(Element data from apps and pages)
☆ ☆ ☆

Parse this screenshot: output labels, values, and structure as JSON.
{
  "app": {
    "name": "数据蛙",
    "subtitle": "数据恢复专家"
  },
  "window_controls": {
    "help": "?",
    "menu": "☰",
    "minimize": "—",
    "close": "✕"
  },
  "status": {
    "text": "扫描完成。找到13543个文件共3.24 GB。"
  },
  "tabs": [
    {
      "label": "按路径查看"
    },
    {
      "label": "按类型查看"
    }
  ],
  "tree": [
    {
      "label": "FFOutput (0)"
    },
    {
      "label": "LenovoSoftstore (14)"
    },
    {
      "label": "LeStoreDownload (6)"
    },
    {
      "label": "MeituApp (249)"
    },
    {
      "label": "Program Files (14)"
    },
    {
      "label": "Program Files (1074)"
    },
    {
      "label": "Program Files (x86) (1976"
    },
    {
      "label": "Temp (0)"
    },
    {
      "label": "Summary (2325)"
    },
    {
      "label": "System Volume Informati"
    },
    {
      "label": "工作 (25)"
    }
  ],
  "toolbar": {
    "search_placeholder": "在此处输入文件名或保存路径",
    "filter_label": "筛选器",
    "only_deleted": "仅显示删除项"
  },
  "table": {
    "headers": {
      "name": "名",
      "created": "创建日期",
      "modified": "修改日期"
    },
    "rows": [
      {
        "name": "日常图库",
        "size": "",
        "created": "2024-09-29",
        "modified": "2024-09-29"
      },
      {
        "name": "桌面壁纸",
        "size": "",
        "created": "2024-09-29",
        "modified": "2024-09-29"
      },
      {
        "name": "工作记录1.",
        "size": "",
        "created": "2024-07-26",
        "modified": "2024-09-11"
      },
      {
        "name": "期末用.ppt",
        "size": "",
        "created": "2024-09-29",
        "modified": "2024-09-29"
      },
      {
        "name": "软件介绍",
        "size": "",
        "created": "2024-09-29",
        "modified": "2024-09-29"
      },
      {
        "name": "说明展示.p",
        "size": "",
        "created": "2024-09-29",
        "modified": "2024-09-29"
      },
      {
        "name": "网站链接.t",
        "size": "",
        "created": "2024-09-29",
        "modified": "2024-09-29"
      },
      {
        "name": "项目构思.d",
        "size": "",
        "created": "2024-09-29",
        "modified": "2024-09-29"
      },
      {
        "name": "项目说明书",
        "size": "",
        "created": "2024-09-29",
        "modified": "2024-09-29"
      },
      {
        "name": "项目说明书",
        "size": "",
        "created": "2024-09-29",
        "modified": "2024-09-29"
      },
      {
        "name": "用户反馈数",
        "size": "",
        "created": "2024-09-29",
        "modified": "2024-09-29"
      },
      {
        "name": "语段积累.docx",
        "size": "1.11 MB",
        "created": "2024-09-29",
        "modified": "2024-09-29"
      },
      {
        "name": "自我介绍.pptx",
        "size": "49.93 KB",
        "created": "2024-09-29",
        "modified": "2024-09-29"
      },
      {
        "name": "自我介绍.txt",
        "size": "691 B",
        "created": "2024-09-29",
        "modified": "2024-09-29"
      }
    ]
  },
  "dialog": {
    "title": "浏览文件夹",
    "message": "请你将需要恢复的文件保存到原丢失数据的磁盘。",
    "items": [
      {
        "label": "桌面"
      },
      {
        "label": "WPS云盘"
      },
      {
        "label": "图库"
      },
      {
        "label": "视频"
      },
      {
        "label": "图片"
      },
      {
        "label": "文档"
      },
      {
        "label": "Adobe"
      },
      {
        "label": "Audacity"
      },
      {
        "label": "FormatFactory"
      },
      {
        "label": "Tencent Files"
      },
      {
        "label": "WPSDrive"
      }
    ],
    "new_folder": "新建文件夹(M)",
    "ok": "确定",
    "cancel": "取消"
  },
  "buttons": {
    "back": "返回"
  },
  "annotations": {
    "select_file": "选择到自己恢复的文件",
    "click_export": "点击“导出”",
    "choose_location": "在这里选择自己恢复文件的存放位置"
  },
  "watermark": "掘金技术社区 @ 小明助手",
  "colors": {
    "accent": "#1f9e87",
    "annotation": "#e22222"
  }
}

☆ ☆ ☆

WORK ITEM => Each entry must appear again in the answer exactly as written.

RESULT FOR THIS TASK =>
Parse this screenshot: output labels, values, and structure as JSON.
{
  "app": {
    "name": "数据蛙",
    "subtitle": "数据恢复专家"
  },
  "window_controls": {
    "help": "?",
    "menu": "☰",
    "minimize": "—",
    "close": "✕"
  },
  "status": {
    "text": "扫描完成。找到13543个文件共3.24 GB。"
  },
  "tabs": [
    {
      "label": "按路径查看"
    },
    {
      "label": "按类型查看"
    }
  ],
  "tree": [
    {
      "label": "FFOutput (0)"
    },
    {
      "label": "LenovoSoftstore (14)"
    },
    {
      "label": "LeStoreDownload (6)"
    },
    {
      "label": "MeituApp (249)"
    },
    {
      "label": "Program Files (14)"
    },
    {
      "label": "Program Files (1074)"
    },
    {
      "label": "Program Files (x86) (1976"
    },
    {
      "label": "Temp (0)"
    },
    {
      "label": "Summary (2325)"
    },
    {
      "label": "System Volume Informati"
    },
    {
      "label": "工作 (25)"
    }
  ],
  "toolbar": {
    "search_placeholder": "在此处输入文件名或保存路径",
    "filter_label": "筛选器",
    "only_deleted": "仅显示删除项"
  },
  "table": {
    "headers": {
      "name": "名",
      "created": "创建日期",
      "modified": "修改日期"
    },
    "rows": [
      {
        "name": "日常图库",
        "size": "",
        "created": "2024-09-29",
        "modified": "2024-09-29"
      },
      {
        "name": "桌面壁纸",
        "size": "",
        "created": "2024-09-29",
        "modified": "2024-09-29"
      },
      {
        "name": "工作记录1.",
        "size": "",
        "created": "2024-07-26",
        "modified": "2024-09-11"
      },
      {
        "name": "期末用.ppt",
        "size": "",
        "created": "2024-09-29",
        "modified": "2024-09-29"
      },
      {
        "name": "软件介绍",
        "size": "",
        "created": "2024-09-29",
        "modified": "2024-09-29"
      },
      {
        "name": "说明展示.p",
        "size": "",
        "created": "2024-09-29",
        "modified": "2024-09-29"
      },
      {
        "name": "网站链接.t",
        "size": "",
        "created": "2024-09-29",
        "modified": "2024-09-29"
      },
      {
        "name": "项目构思.d",
        "size": "",
        "created": "2024-09-29",
        "modified": "2024-09-29"
      },
      {
        "name": "项目说明书",
        "size": "",
        "created": "2024-09-29",
        "modified": "2024-09-29"
      },
      {
        "name": "项目说明书",
        "size": "",
        "created": "2024-09-29",
        "modified": "2024-09-29"
      },
      {
        "name": "用户反馈数",
        "size": "",
        "created": "2024-09-29",
        "modified": "2024-09-29"
      },
      {
        "name": "语段积累.docx",
        "size": "1.11 MB",
        "created": "2024-09-29",
        "modified": "2024-09-29"
      },
      {
        "name": "自我介绍.pptx",
        "size": "49.93 KB",
        "created": "2024-09-29",
        "modified": "2024-09-29"
      },
      {
        "name": "自我介绍.txt",
        "size": "691 B",
        "created": "2024-09-29",
        "modified": "2024-09-29"
      }
    ]
  },
  "dialog": {
    "title": "浏览文件夹",
    "message": "请你将需要恢复的文件保存到原丢失数据的磁盘。",
    "items": [
      {
        "label": "桌面"
      },
      {
        "label": "WPS云盘"
      },
      {
        "label": "图库"
      },
      {
        "label": "视频"
      },
      {
        "label": "图片"
      },
      {
        "label": "文档"
      },
      {
        "label": "Adobe"
      },
      {
        "label": "Audacity"
      },
      {
        "label": "FormatFactory"
      },
      {
        "label": "Tencent Files"
      },
      {
        "label": "WPSDrive"
      }
    ],
    "new_folder": "新建文件夹(M)",
    "ok": "确定",
    "cancel": "取消"
  },
  "buttons": {
    "back": "返回"
  },
  "annotations": {
    "select_file": "选择到自己恢复的文件",
    "click_export": "点击“导出”",
    "choose_location": "在这里选择自己恢复文件的存放位置"
  },
  "watermark": "掘金技术社区 @ 小明助手",
  "colors": {
    "accent": "#1f9e87",
    "annotation": "#e22222"
  }
}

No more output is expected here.